When most people are asked about where energy comes from, the most obvious sources come to mind first. Electrical power comes from a nearby generator plant, and gasoline comes from imported oil. These are the two most common sources of energy most of us know about and think we know where they are generated. However, these two categories do not make up all the energy used in the U.S.


The U.S. Environmental Protection Agency, or E.P.A., put together a very fascinating visual display of how energy is brought into the country and how it is consumed performing various functions. What at first looks like a big green log with split ends is really an informative energy flow map of all the big areas of energy production and consumption. Everytime I look at it, I learn something new. And many common assumptions are very different from reality.
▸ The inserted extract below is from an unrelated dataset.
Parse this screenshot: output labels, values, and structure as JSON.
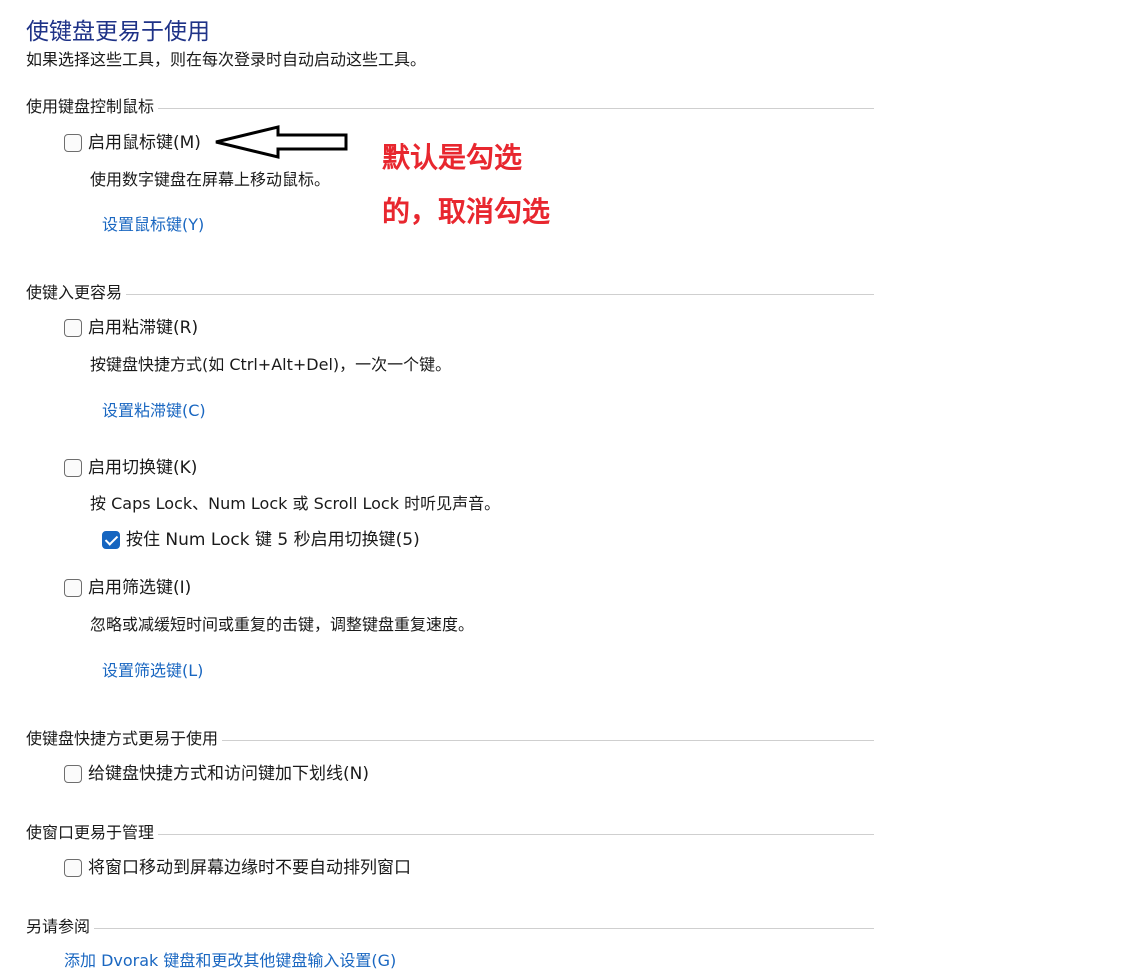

For example, foreign oil only represents a little over 23 percent of energy resources available to Americans. And electrical energy generally comes from either coal plants which draw on coal, a natural mineral that provides 20 percent of the country’s energy, or from nuclear electrical energy, representing 10 percent of the total.

The large majority of energy resources in the chart are fossil-based materials. And, despite our capability, we are only using 20 percent of our energy supply from renewable or nuclear sources. Interestingly, it is not private homes that are the biggest energy hogs. They only eat up slightly over 21.5 percent. Instead, commercial interests (18 percent), industrial entities (31 percent), and transportation (27 percent) eat up a big portion of available energy.
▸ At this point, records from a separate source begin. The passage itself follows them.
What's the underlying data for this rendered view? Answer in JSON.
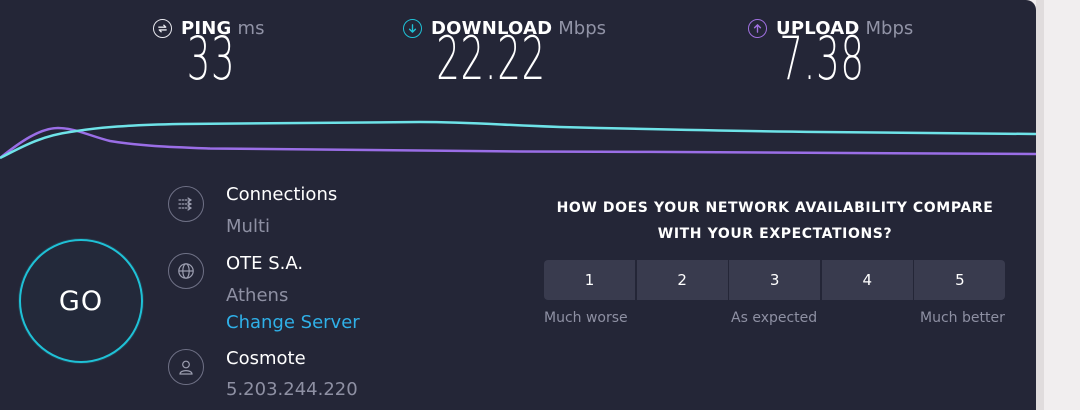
{
  "metrics": {
    "ping": {
      "label": "PING",
      "unit": "ms",
      "value": "33",
      "icon": "ping-icon"
    },
    "download": {
      "label": "DOWNLOAD",
      "unit": "Mbps",
      "value": "22.22",
      "icon": "download-arrow-icon",
      "color": "#1fc1d6"
    },
    "upload": {
      "label": "UPLOAD",
      "unit": "Mbps",
      "value": "7.38",
      "icon": "upload-arrow-icon",
      "color": "#a070e0"
    }
  },
  "graph": {
    "download_color": "#6ee3e8",
    "upload_color": "#9a6ee6"
  },
  "go_button": {
    "label": "GO",
    "ring_color": "#1fc1d6"
  },
  "info": {
    "connections": {
      "title": "Connections",
      "value": "Multi",
      "icon": "connections-icon"
    },
    "server": {
      "title": "OTE S.A.",
      "location": "Athens",
      "change_link": "Change Server",
      "icon": "globe-icon"
    },
    "provider": {
      "title": "Cosmote",
      "ip": "5.203.244.220",
      "icon": "user-icon"
    }
  },
  "survey": {
    "question_line1": "HOW DOES YOUR NETWORK AVAILABILITY COMPARE",
    "question_line2": "WITH YOUR EXPECTATIONS?",
    "options": [
      "1",
      "2",
      "3",
      "4",
      "5"
    ],
    "label_low": "Much worse",
    "label_mid": "As expected",
    "label_high": "Much better"
  }
}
So while the average person can do their part in helping conserve energy at the individual level, it truly is the commercial and industrial arenas that have the biggest impact in energy conservation as well as consumption. Alternatively, if society were to shift away from its reliance on so much individual transportation, that would have a big impact on a fourth of the consumption picture as well, but we’ve been chasing that social goal for decades. Until we can get on par with the quality and safety of public transport in Europe, we will never have the idea of public transit taken seriously in a car-driven society.
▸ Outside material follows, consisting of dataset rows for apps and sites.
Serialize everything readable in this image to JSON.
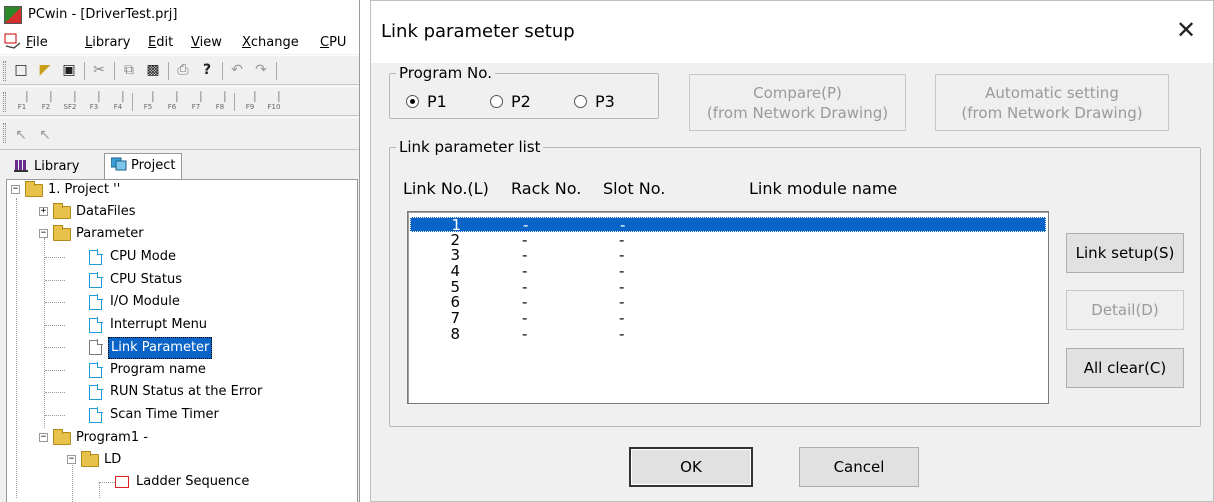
{
  "pcwin": {
    "title": "PCwin - [DriverTest.prj]",
    "menu": [
      {
        "key": "F",
        "rest": "ile"
      },
      {
        "key": "L",
        "rest": "ibrary"
      },
      {
        "key": "E",
        "rest": "dit"
      },
      {
        "key": "V",
        "rest": "iew"
      },
      {
        "key": "X",
        "rest": "change"
      },
      {
        "key": "C",
        "rest": "PU"
      }
    ],
    "toolbar_icons": [
      "new-icon",
      "open-icon",
      "save-icon",
      "cut-icon",
      "copy-icon",
      "paste-icon",
      "print-icon",
      "help-icon",
      "undo-icon",
      "redo-icon"
    ],
    "fkeys": [
      "F1",
      "F2",
      "SF2",
      "F3",
      "F4",
      "F5",
      "F6",
      "F7",
      "F8",
      "F9",
      "F10"
    ],
    "tabs": {
      "library": "Library",
      "project": "Project"
    },
    "tree": [
      {
        "label": "1. Project ''"
      },
      {
        "label": "DataFiles"
      },
      {
        "label": "Parameter"
      },
      {
        "label": "CPU Mode"
      },
      {
        "label": "CPU Status"
      },
      {
        "label": "I/O Module"
      },
      {
        "label": "Interrupt Menu"
      },
      {
        "label": "Link Parameter"
      },
      {
        "label": "Program name"
      },
      {
        "label": "RUN Status at the Error"
      },
      {
        "label": "Scan Time Timer"
      },
      {
        "label": "Program1 -"
      },
      {
        "label": "LD"
      },
      {
        "label": "Ladder Sequence"
      }
    ]
  },
  "dialog": {
    "title": "Link parameter setup",
    "program_group": {
      "label": "Program No.",
      "options": [
        {
          "label": "P1",
          "checked": true
        },
        {
          "label": "P2",
          "checked": false
        },
        {
          "label": "P3",
          "checked": false
        }
      ]
    },
    "compare_button": {
      "line1": "Compare(P)",
      "line2": "(from Network Drawing)"
    },
    "auto_button": {
      "line1": "Automatic setting",
      "line2": "(from Network Drawing)"
    },
    "list_group": {
      "label": "Link parameter list",
      "headers": {
        "link_no": "Link No.(L)",
        "rack": "Rack No.",
        "slot": "Slot No.",
        "module": "Link module name"
      },
      "rows": [
        {
          "no": "1",
          "rack": "-",
          "slot": "-",
          "module": ""
        },
        {
          "no": "2",
          "rack": "-",
          "slot": "-",
          "module": ""
        },
        {
          "no": "3",
          "rack": "-",
          "slot": "-",
          "module": ""
        },
        {
          "no": "4",
          "rack": "-",
          "slot": "-",
          "module": ""
        },
        {
          "no": "5",
          "rack": "-",
          "slot": "-",
          "module": ""
        },
        {
          "no": "6",
          "rack": "-",
          "slot": "-",
          "module": ""
        },
        {
          "no": "7",
          "rack": "-",
          "slot": "-",
          "module": ""
        },
        {
          "no": "8",
          "rack": "-",
          "slot": "-",
          "module": ""
        }
      ]
    },
    "link_setup_button": "Link setup(S)",
    "detail_button": "Detail(D)",
    "all_clear_button": "All clear(C)",
    "ok_button": "OK",
    "cancel_button": "Cancel"
  }
}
Now if we break out the biggest sources to the smallest, the spread looks as follows:

  • Coal = 39%
  • Natural gas = 27%
  • Nuclear = 19%
  • Hydropower = 6%
  • Other renewables = 7%
    • Biomass = 1.7%
    • Geothermal = 0.4%
    • Solar = 0.4%
    • Wind = 4.4%
    • Petroleum = 1%
    • Other gases < 1%

Coal may seem like a throwback to yesteryear, but it still remains in the top three energy sources. It burns, it’s messy, but it works, making coal remain extremely valuable.

Natural gas is gaining more and more of a foothold as new construction takes over various regions. It’s a standard form of heating in new homes and buildings.

Nuclear power is the bad child in the energy family because society still carries many of the fears of the 1970s and exploding nuclear centers poisoning regions. In fact, nuclear power today provides far more energy and is chiefly curtailed by regulations and fear.

Hydropower is the last of the big sources, but it is often limited to water supply and where the water is located. Hydropower dams have also had more issues with integrity and structural failure than most other energy projects.

The remaining categories make up the residual elements, wind being the most notable and growing.